● **Work to complete**: Among the entries, which lines carry the string "desc"? Copy every one.

● **Records drawn from a dataset**:
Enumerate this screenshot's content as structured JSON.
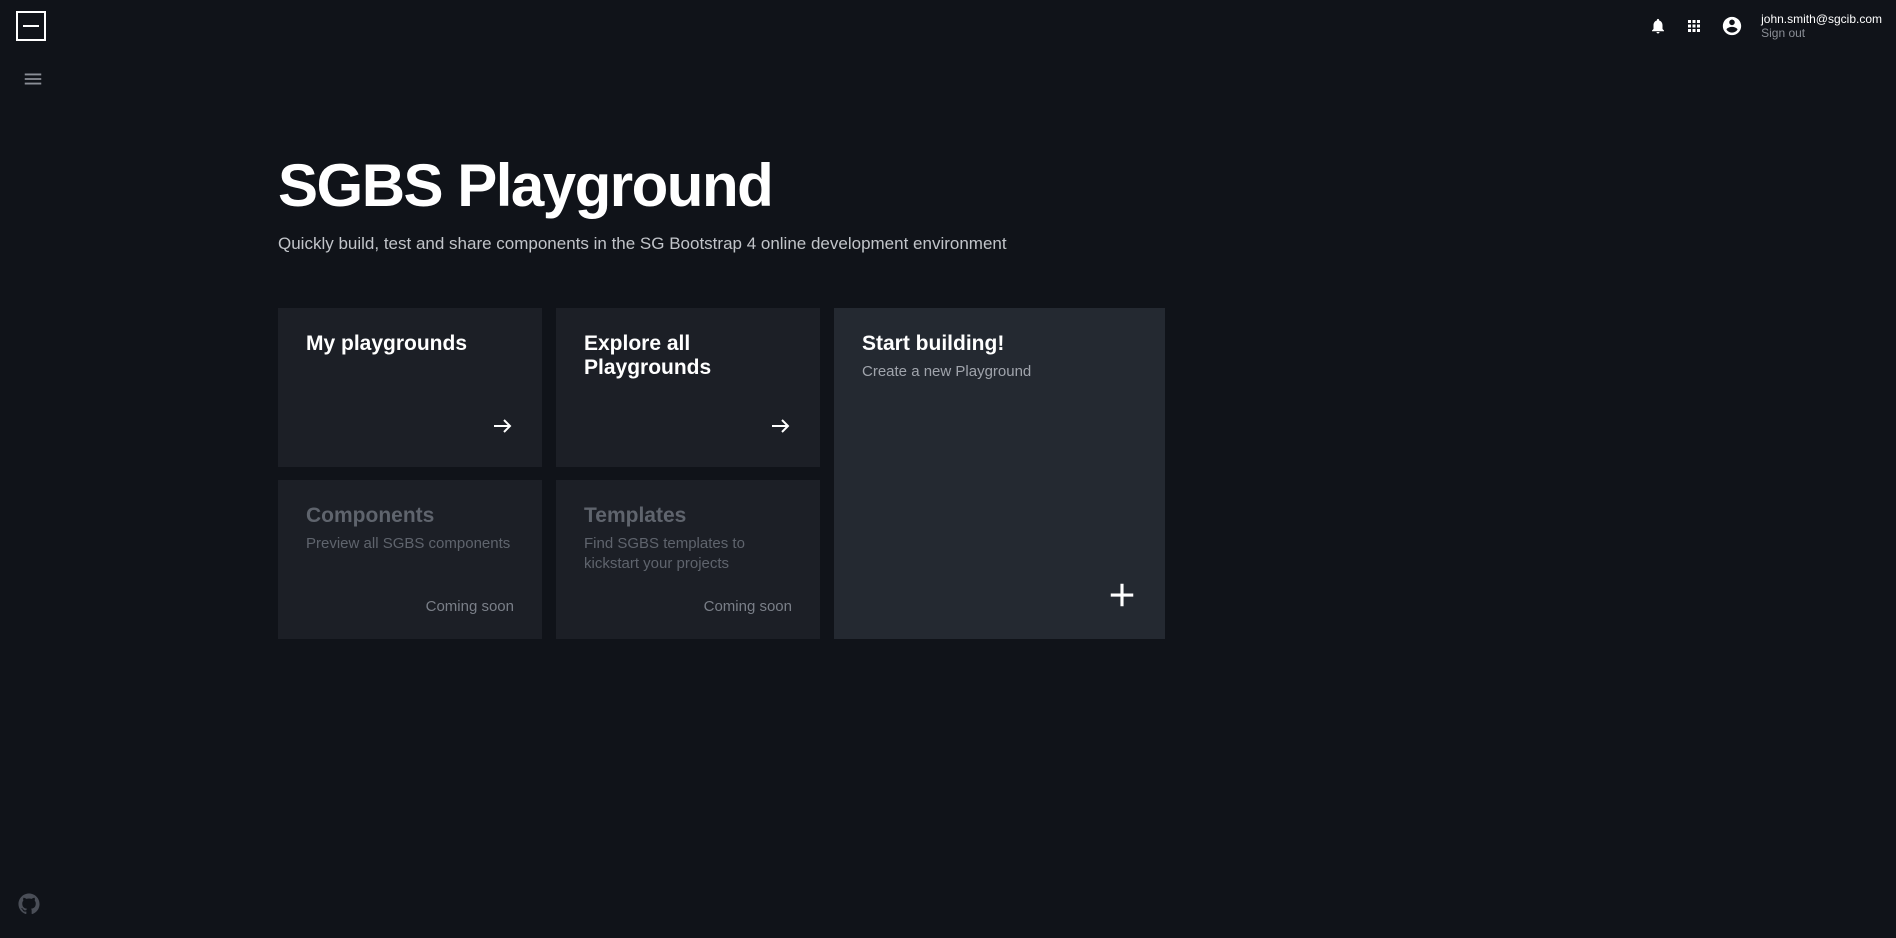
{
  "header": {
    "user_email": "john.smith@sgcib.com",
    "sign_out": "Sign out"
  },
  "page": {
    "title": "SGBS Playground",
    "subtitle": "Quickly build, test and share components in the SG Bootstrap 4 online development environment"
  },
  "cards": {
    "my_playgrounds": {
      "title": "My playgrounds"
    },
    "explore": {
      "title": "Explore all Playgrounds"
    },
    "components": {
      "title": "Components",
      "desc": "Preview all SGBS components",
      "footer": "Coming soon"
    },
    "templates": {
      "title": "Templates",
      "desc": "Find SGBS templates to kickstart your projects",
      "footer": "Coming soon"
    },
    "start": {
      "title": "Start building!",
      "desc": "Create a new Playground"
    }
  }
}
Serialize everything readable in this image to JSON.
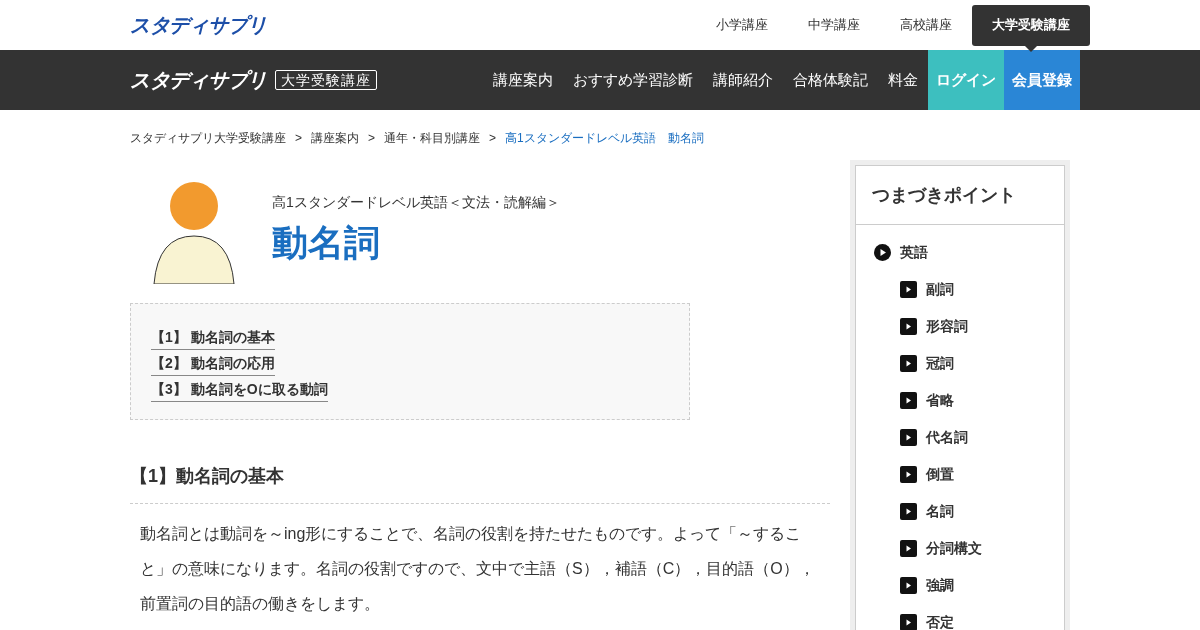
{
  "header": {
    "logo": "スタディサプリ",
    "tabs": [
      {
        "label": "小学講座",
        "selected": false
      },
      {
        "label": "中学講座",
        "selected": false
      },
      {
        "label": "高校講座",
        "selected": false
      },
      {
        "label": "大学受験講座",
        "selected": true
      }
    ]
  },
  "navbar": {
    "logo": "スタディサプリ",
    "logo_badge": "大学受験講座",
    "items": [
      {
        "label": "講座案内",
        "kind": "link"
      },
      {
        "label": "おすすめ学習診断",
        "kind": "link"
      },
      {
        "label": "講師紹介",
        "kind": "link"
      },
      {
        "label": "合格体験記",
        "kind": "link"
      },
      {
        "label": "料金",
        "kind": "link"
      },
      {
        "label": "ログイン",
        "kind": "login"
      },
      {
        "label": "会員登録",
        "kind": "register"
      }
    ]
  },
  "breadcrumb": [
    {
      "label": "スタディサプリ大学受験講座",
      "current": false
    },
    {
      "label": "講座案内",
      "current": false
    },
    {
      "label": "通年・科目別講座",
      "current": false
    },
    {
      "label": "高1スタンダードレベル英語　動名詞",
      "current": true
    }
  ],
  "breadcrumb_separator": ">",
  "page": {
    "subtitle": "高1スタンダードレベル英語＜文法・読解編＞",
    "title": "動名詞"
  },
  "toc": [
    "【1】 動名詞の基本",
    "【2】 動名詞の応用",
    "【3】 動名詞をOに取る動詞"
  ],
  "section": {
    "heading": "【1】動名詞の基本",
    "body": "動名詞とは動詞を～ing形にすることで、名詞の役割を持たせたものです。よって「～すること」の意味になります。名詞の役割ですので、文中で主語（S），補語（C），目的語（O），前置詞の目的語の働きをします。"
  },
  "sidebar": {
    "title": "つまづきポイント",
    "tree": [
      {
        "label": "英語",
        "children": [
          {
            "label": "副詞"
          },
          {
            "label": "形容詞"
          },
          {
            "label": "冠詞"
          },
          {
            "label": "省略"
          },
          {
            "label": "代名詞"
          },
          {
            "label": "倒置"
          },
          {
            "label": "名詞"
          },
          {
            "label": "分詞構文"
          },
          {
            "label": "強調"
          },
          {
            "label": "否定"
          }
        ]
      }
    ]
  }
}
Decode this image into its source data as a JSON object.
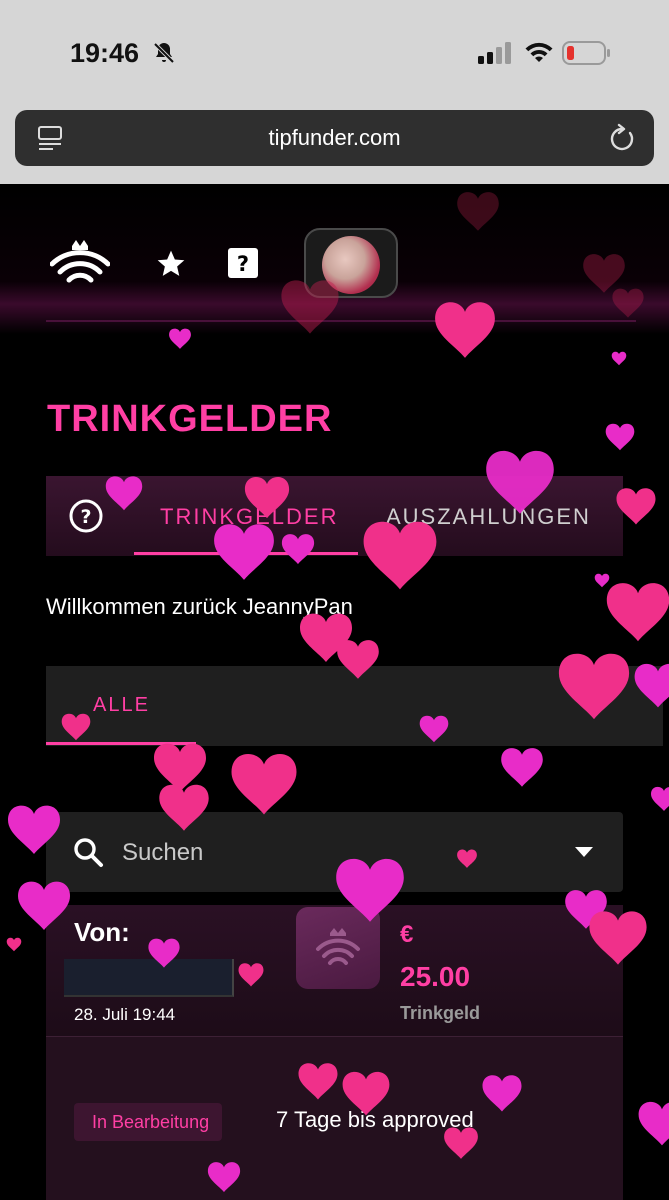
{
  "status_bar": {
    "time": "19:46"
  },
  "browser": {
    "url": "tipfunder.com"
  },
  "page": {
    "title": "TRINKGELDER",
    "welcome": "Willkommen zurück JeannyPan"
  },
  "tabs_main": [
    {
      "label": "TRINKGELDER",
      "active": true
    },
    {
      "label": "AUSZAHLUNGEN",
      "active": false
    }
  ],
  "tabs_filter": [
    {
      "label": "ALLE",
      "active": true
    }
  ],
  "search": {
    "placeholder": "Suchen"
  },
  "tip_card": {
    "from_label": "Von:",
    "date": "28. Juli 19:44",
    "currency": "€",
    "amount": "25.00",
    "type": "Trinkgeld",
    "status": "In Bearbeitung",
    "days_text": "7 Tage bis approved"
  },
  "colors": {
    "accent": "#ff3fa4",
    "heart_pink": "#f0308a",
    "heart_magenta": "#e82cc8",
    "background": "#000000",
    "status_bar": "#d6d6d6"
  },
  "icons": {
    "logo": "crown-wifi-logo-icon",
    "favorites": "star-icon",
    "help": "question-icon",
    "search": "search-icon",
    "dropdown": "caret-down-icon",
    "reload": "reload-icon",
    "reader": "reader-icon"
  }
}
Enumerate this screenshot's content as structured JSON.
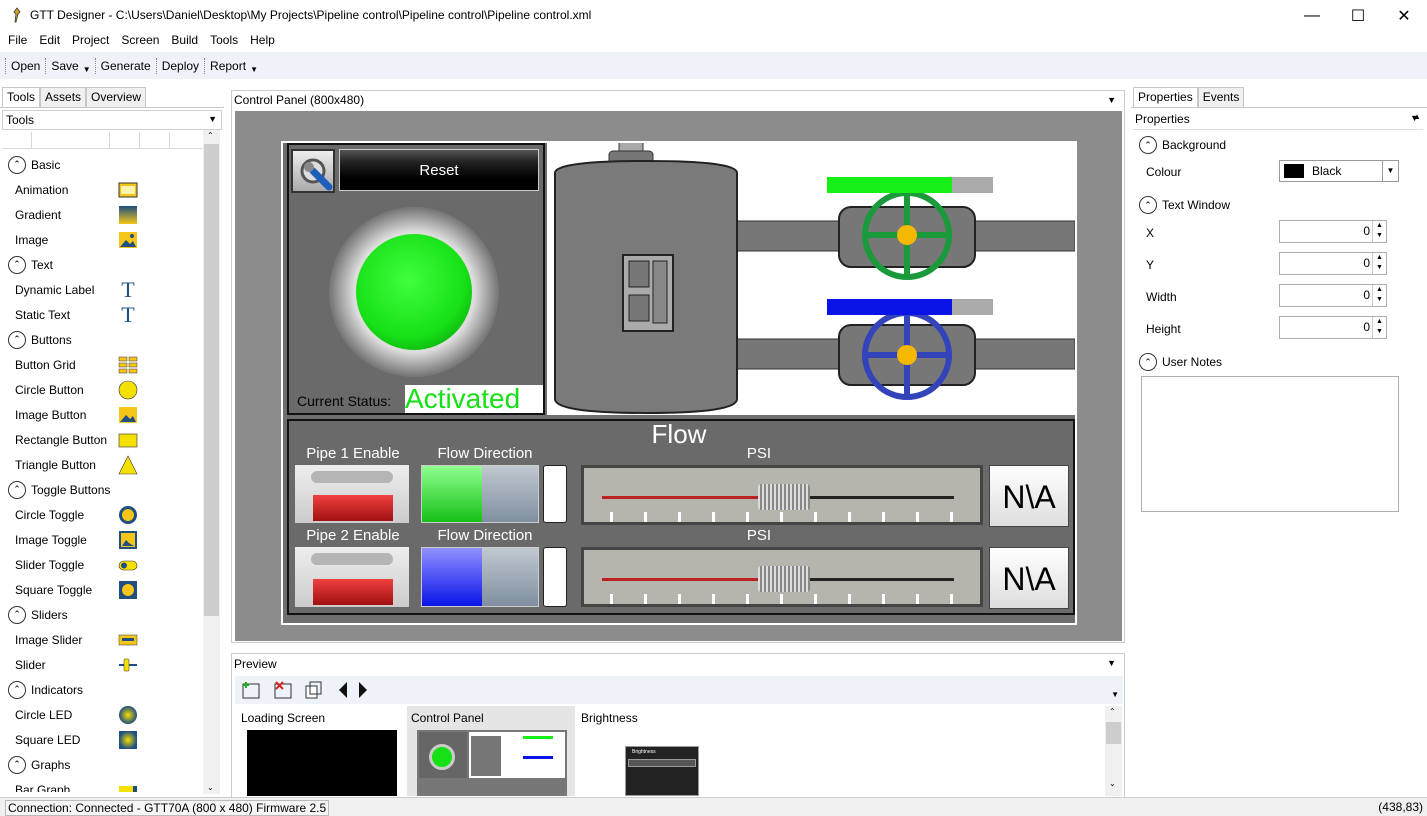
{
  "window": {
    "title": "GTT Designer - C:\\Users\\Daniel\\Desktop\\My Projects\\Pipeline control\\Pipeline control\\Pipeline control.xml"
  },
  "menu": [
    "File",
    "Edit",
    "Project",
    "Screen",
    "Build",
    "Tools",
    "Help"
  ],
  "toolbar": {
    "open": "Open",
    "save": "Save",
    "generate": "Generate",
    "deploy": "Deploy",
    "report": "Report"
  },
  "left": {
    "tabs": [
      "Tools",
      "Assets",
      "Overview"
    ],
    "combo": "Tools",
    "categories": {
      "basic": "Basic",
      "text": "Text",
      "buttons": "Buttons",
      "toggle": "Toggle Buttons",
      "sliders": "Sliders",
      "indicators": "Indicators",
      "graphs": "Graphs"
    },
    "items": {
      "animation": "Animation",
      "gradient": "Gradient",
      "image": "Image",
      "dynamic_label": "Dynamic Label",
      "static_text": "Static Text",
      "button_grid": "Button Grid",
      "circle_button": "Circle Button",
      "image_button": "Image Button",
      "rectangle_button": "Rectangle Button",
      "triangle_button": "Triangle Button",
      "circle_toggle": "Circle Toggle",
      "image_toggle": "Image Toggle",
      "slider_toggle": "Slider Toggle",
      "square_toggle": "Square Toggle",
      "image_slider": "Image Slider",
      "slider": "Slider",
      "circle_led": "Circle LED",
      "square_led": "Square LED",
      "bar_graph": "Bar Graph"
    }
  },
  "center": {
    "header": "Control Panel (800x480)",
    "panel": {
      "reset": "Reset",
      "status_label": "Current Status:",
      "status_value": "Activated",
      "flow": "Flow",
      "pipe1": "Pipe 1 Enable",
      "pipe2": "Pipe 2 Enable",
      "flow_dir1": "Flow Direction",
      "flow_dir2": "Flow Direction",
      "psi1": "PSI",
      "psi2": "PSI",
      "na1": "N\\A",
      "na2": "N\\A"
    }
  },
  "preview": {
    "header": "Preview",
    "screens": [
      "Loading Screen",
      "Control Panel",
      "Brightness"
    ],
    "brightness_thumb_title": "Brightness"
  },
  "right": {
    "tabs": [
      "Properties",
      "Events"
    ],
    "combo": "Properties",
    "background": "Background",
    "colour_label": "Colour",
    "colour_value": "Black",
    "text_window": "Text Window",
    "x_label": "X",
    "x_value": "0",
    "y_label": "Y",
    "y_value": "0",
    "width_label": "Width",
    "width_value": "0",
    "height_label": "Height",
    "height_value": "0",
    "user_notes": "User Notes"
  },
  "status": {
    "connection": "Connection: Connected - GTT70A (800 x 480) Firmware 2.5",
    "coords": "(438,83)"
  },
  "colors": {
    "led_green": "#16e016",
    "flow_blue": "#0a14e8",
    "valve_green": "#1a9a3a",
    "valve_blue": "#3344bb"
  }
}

● **Result below**:
      "desc": "Preview all SGBS components",
      "desc": "Find SGBS templates to kickstart your projects",
      "desc": "Create a new Playground"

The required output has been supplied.